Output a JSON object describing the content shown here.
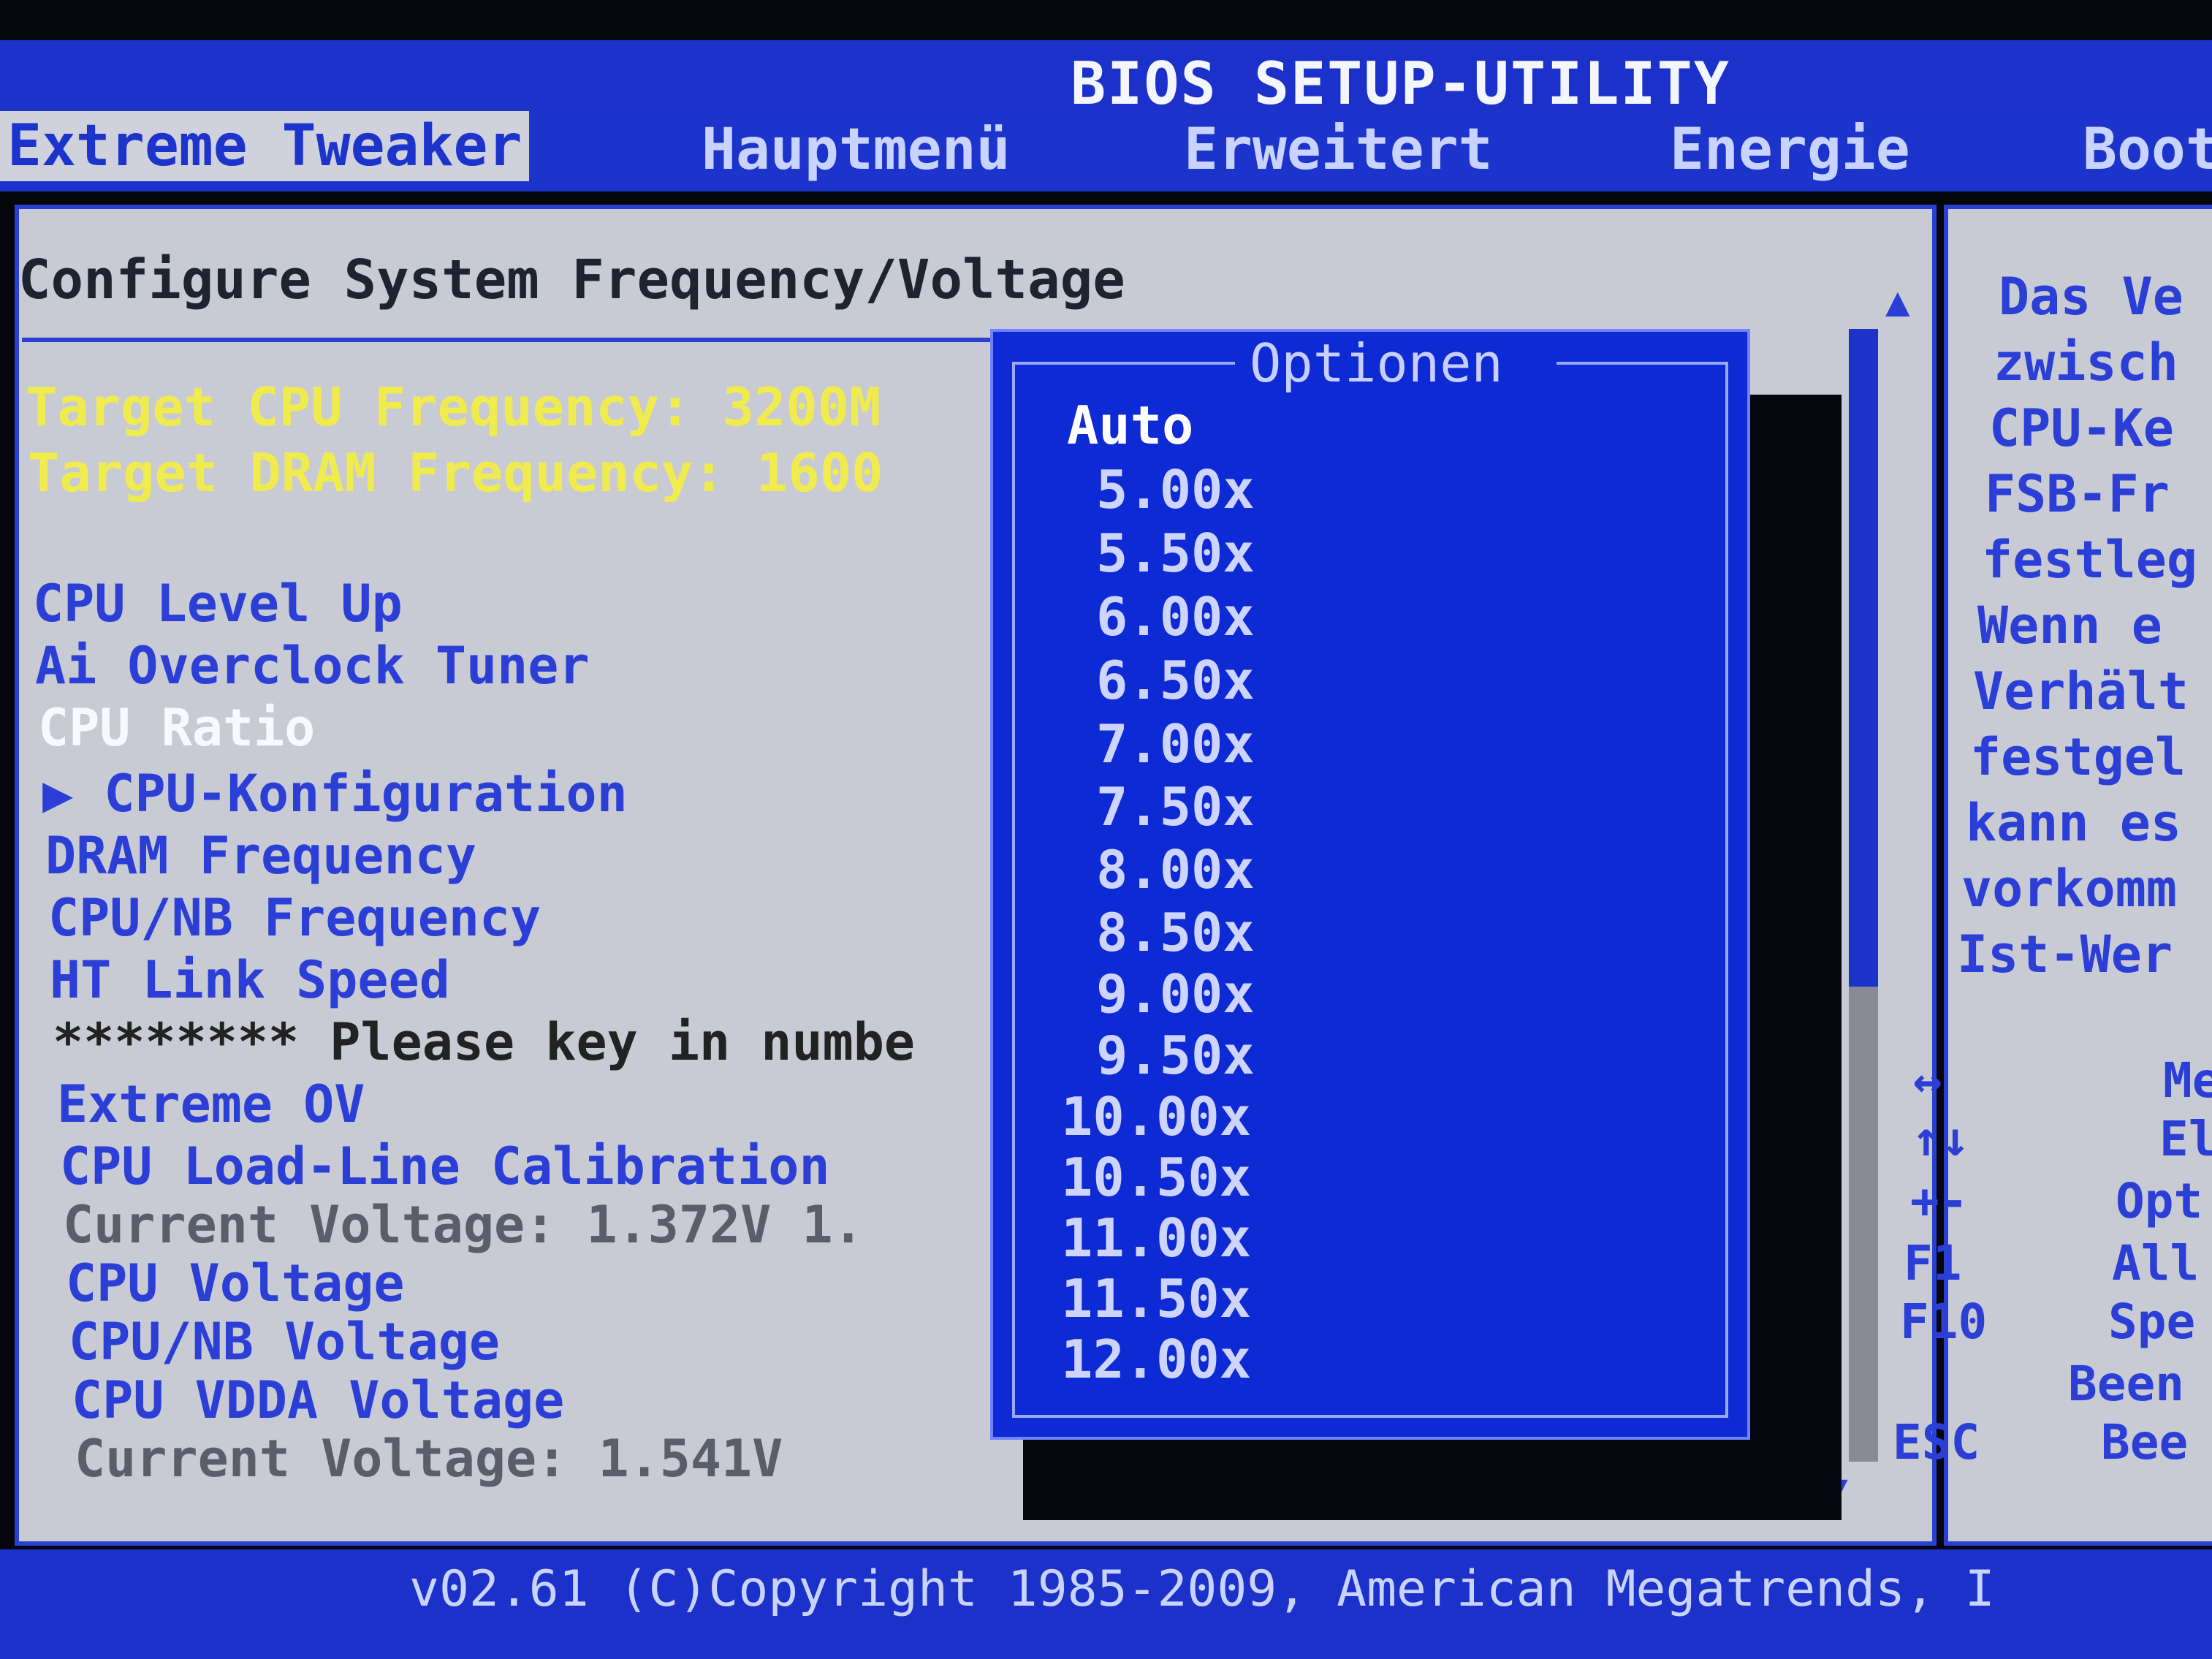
{
  "app": {
    "title": "BIOS SETUP-UTILITY"
  },
  "menu": {
    "tabs": [
      {
        "label": "Extreme Tweaker"
      },
      {
        "label": "Hauptmenü"
      },
      {
        "label": "Erweitert"
      },
      {
        "label": "Energie"
      },
      {
        "label": "Boot"
      }
    ]
  },
  "main": {
    "section_title": "Configure System Frequency/Voltage",
    "target_cpu": "Target CPU Frequency: 3200M",
    "target_dram": "Target DRAM Frequency: 1600",
    "items": [
      "CPU Level Up",
      "Ai Overclock Tuner",
      "CPU Ratio",
      "CPU-Konfiguration",
      "DRAM Frequency",
      "CPU/NB Frequency",
      "HT Link Speed",
      "******** Please key in numbe",
      "Extreme OV",
      "CPU Load-Line Calibration",
      "Current Voltage: 1.372V  1.",
      "CPU Voltage",
      "CPU/NB Voltage",
      "CPU VDDA Voltage",
      "Current Voltage: 1.541V"
    ],
    "submenu_arrow": "▶"
  },
  "popup": {
    "title": "Optionen",
    "options": [
      "Auto",
      "5.00x",
      "5.50x",
      "6.00x",
      "6.50x",
      "7.00x",
      "7.50x",
      "8.00x",
      "8.50x",
      "9.00x",
      "9.50x",
      "10.00x",
      "10.50x",
      "11.00x",
      "11.50x",
      "12.00x"
    ],
    "selected": "Auto"
  },
  "help": {
    "lines": [
      "Das Ve",
      "zwisch",
      "CPU-Ke",
      "FSB-Fr",
      "festleg",
      "Wenn e",
      "Verhält",
      "festgel",
      "kann es",
      "vorkomm",
      "Ist-Wer"
    ],
    "keys": [
      {
        "key": "↔",
        "desc": "Me"
      },
      {
        "key": "↑↓",
        "desc": "El"
      },
      {
        "key": "+-",
        "desc": "Opt"
      },
      {
        "key": "F1",
        "desc": "All"
      },
      {
        "key": "F10",
        "desc": "Spe"
      },
      {
        "key": "",
        "desc": "Been"
      },
      {
        "key": "ESC",
        "desc": "Bee"
      }
    ]
  },
  "footer": {
    "copyright": "v02.61 (C)Copyright 1985-2009, American Megatrends, I"
  },
  "colors": {
    "bios_blue": "#1c34cc",
    "panel_grey": "#c9cbd4",
    "highlight_yellow": "#f1ec4e",
    "popup_blue": "#0e2ad4"
  }
}
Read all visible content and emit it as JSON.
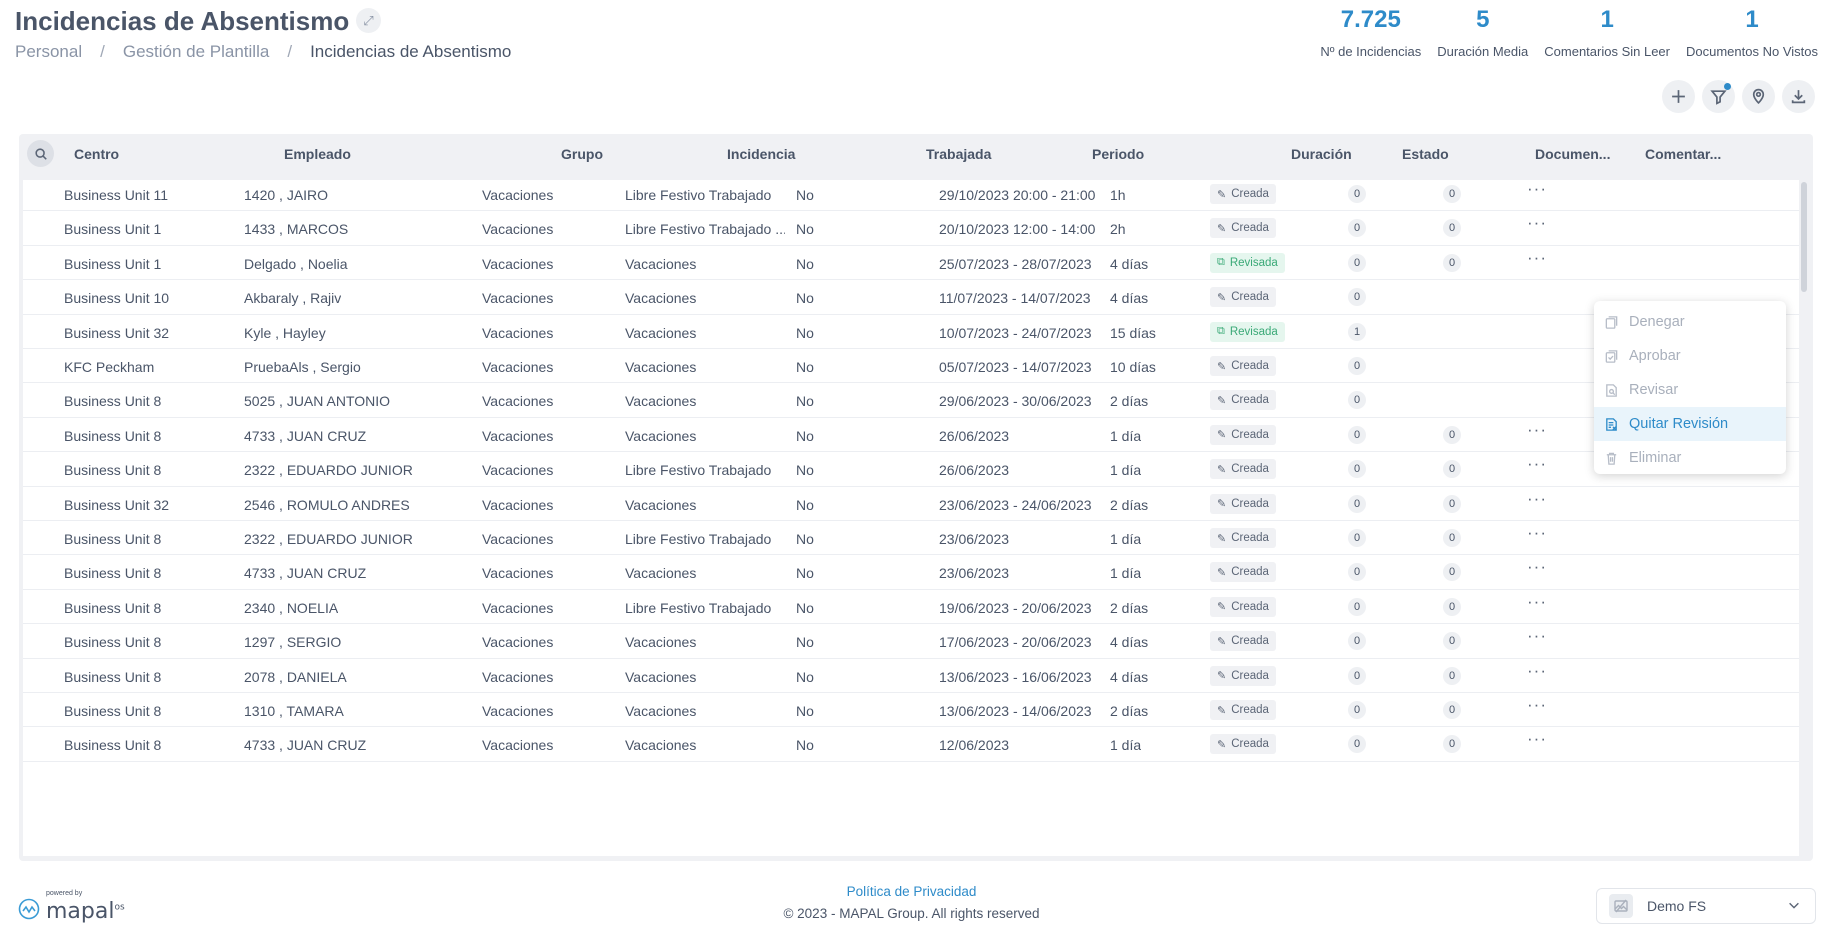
{
  "header": {
    "title": "Incidencias de Absentismo",
    "breadcrumb": [
      "Personal",
      "Gestión de Plantilla",
      "Incidencias de Absentismo"
    ],
    "separator": "/"
  },
  "kpis": [
    {
      "value": "7.725",
      "label": "Nº de Incidencias"
    },
    {
      "value": "5",
      "label": "Duración Media"
    },
    {
      "value": "1",
      "label": "Comentarios Sin Leer"
    },
    {
      "value": "1",
      "label": "Documentos No Vistos"
    }
  ],
  "toolbar": {
    "add": "plus-icon",
    "filter": "filter-icon",
    "location": "location-icon",
    "download": "download-icon"
  },
  "table": {
    "columns": [
      "Centro",
      "Empleado",
      "Grupo",
      "Incidencia",
      "Trabajada",
      "Periodo",
      "Duración",
      "Estado",
      "Documen...",
      "Comentar..."
    ],
    "rows": [
      [
        "Business Unit 11",
        "1420 , JAIRO",
        "Vacaciones",
        "Libre Festivo Trabajado",
        "No",
        "29/10/2023 20:00 - 21:00",
        "1h",
        "Creada",
        "0",
        "0"
      ],
      [
        "Business Unit 1",
        "1433 , MARCOS",
        "Vacaciones",
        "Libre Festivo Trabajado ...",
        "No",
        "20/10/2023 12:00 - 14:00",
        "2h",
        "Creada",
        "0",
        "0"
      ],
      [
        "Business Unit 1",
        "Delgado , Noelia",
        "Vacaciones",
        "Vacaciones",
        "No",
        "25/07/2023 - 28/07/2023",
        "4 días",
        "Revisada",
        "0",
        "0"
      ],
      [
        "Business Unit 10",
        "Akbaraly , Rajiv",
        "Vacaciones",
        "Vacaciones",
        "No",
        "11/07/2023 - 14/07/2023",
        "4 días",
        "Creada",
        "0",
        ""
      ],
      [
        "Business Unit 32",
        "Kyle , Hayley",
        "Vacaciones",
        "Vacaciones",
        "No",
        "10/07/2023 - 24/07/2023",
        "15 días",
        "Revisada",
        "1",
        ""
      ],
      [
        "KFC Peckham",
        "PruebaAls , Sergio",
        "Vacaciones",
        "Vacaciones",
        "No",
        "05/07/2023 - 14/07/2023",
        "10 días",
        "Creada",
        "0",
        ""
      ],
      [
        "Business Unit 8",
        "5025 , JUAN ANTONIO",
        "Vacaciones",
        "Vacaciones",
        "No",
        "29/06/2023 - 30/06/2023",
        "2 días",
        "Creada",
        "0",
        ""
      ],
      [
        "Business Unit 8",
        "4733 , JUAN CRUZ",
        "Vacaciones",
        "Vacaciones",
        "No",
        "26/06/2023",
        "1 día",
        "Creada",
        "0",
        "0"
      ],
      [
        "Business Unit 8",
        "2322 , EDUARDO JUNIOR",
        "Vacaciones",
        "Libre Festivo Trabajado",
        "No",
        "26/06/2023",
        "1 día",
        "Creada",
        "0",
        "0"
      ],
      [
        "Business Unit 32",
        "2546 , ROMULO ANDRES",
        "Vacaciones",
        "Vacaciones",
        "No",
        "23/06/2023 - 24/06/2023",
        "2 días",
        "Creada",
        "0",
        "0"
      ],
      [
        "Business Unit 8",
        "2322 , EDUARDO JUNIOR",
        "Vacaciones",
        "Libre Festivo Trabajado",
        "No",
        "23/06/2023",
        "1 día",
        "Creada",
        "0",
        "0"
      ],
      [
        "Business Unit 8",
        "4733 , JUAN CRUZ",
        "Vacaciones",
        "Vacaciones",
        "No",
        "23/06/2023",
        "1 día",
        "Creada",
        "0",
        "0"
      ],
      [
        "Business Unit 8",
        "2340 , NOELIA",
        "Vacaciones",
        "Libre Festivo Trabajado",
        "No",
        "19/06/2023 - 20/06/2023",
        "2 días",
        "Creada",
        "0",
        "0"
      ],
      [
        "Business Unit 8",
        "1297 , SERGIO",
        "Vacaciones",
        "Vacaciones",
        "No",
        "17/06/2023 - 20/06/2023",
        "4 días",
        "Creada",
        "0",
        "0"
      ],
      [
        "Business Unit 8",
        "2078 , DANIELA",
        "Vacaciones",
        "Vacaciones",
        "No",
        "13/06/2023 - 16/06/2023",
        "4 días",
        "Creada",
        "0",
        "0"
      ],
      [
        "Business Unit 8",
        "1310 , TAMARA",
        "Vacaciones",
        "Vacaciones",
        "No",
        "13/06/2023 - 14/06/2023",
        "2 días",
        "Creada",
        "0",
        "0"
      ],
      [
        "Business Unit 8",
        "4733 , JUAN CRUZ",
        "Vacaciones",
        "Vacaciones",
        "No",
        "12/06/2023",
        "1 día",
        "Creada",
        "0",
        "0"
      ]
    ]
  },
  "context_menu": {
    "items": [
      {
        "label": "Denegar",
        "icon": "deny-icon",
        "enabled": false
      },
      {
        "label": "Aprobar",
        "icon": "approve-icon",
        "enabled": false
      },
      {
        "label": "Revisar",
        "icon": "review-icon",
        "enabled": false
      },
      {
        "label": "Quitar Revisión",
        "icon": "remove-review-icon",
        "enabled": true
      },
      {
        "label": "Eliminar",
        "icon": "trash-icon",
        "enabled": false
      }
    ]
  },
  "footer": {
    "powered_by": "powered by",
    "brand": "mapal",
    "brand_suffix": "os",
    "privacy_link": "Política de Privacidad",
    "copyright": "© 2023 - MAPAL Group. All rights reserved",
    "company": "Demo FS"
  },
  "colors": {
    "accent": "#2e8bc9",
    "reviewed": "#3aa977",
    "text": "#4a5568"
  }
}
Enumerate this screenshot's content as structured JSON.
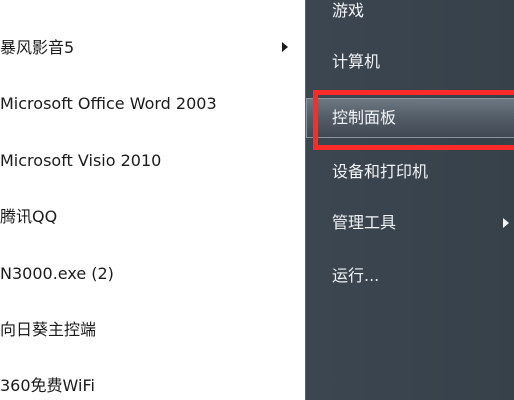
{
  "programs": [
    {
      "label": "暴风影音5",
      "has_submenu": true
    },
    {
      "label": "Microsoft Office Word 2003",
      "has_submenu": false
    },
    {
      "label": "Microsoft Visio 2010",
      "has_submenu": false
    },
    {
      "label": "腾讯QQ",
      "has_submenu": false
    },
    {
      "label": "N3000.exe (2)",
      "has_submenu": false
    },
    {
      "label": "向日葵主控端",
      "has_submenu": false
    },
    {
      "label": "360免费WiFi",
      "has_submenu": false
    }
  ],
  "system_items": [
    {
      "label": "游戏",
      "has_submenu": false
    },
    {
      "label": "计算机",
      "has_submenu": false
    },
    {
      "label": "控制面板",
      "has_submenu": false,
      "highlighted": true
    },
    {
      "label": "设备和打印机",
      "has_submenu": false
    },
    {
      "label": "管理工具",
      "has_submenu": true
    },
    {
      "label": "运行...",
      "has_submenu": false
    }
  ],
  "colors": {
    "highlight_border": "#ff2a2a",
    "right_pane_bg": "#3a444e",
    "right_pane_text": "#f2f4f6",
    "left_pane_text": "#1b1b1b"
  },
  "icons": {
    "submenu_arrow": "chevron-right-icon"
  }
}
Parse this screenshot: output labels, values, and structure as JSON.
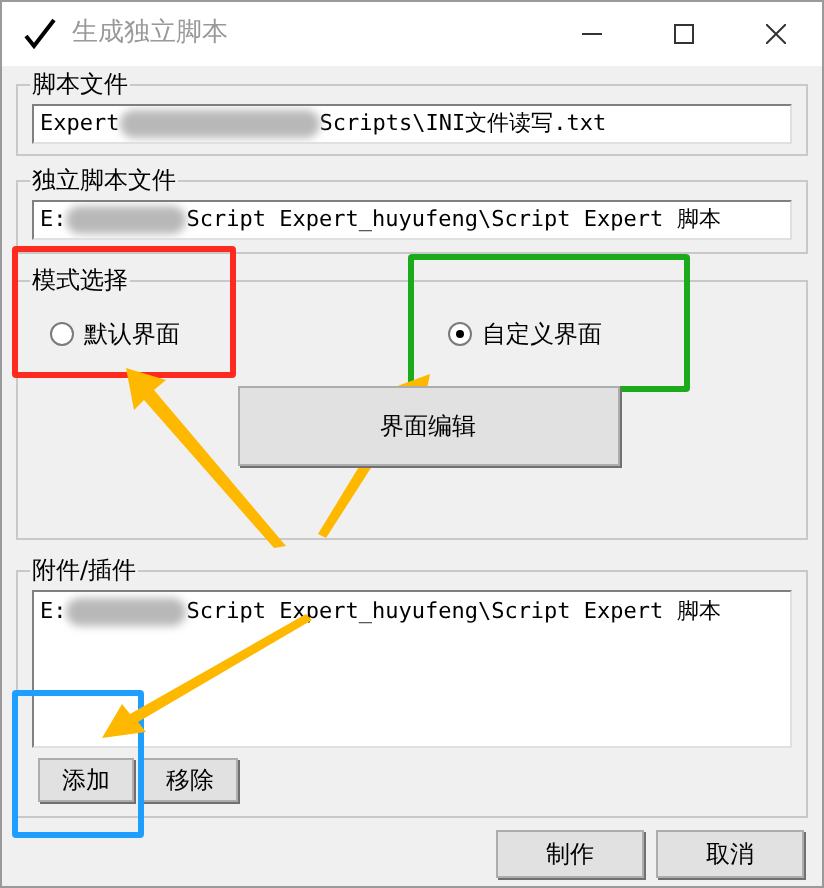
{
  "window": {
    "title": "生成独立脚本"
  },
  "script_file": {
    "label": "脚本文件",
    "value_start": "Expert",
    "value_end": "Scripts\\INI文件读写.txt"
  },
  "standalone_file": {
    "label": "独立脚本文件",
    "value_start": "E:",
    "value_end": "Script Expert_huyufeng\\Script Expert 脚本"
  },
  "mode": {
    "label": "模式选择",
    "options": [
      {
        "label": "默认界面",
        "selected": false
      },
      {
        "label": "自定义界面",
        "selected": true
      }
    ],
    "edit_button": "界面编辑"
  },
  "attachments": {
    "label": "附件/插件",
    "items": [
      {
        "start": "E:",
        "end": "Script Expert_huyufeng\\Script Expert 脚本"
      }
    ],
    "buttons": [
      "添加",
      "移除"
    ]
  },
  "buttons": [
    "制作",
    "取消"
  ],
  "annotations": [
    {
      "color": "#ff2a1f"
    },
    {
      "color": "#1aaa1a"
    },
    {
      "color": "#1e9fff"
    }
  ]
}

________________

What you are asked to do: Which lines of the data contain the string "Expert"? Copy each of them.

Reply:
    "value_start": "Expert",
    "value_end": "Script Expert_huyufeng\\Script Expert 脚本"
        "end": "Script Expert_huyufeng\\Script Expert 脚本"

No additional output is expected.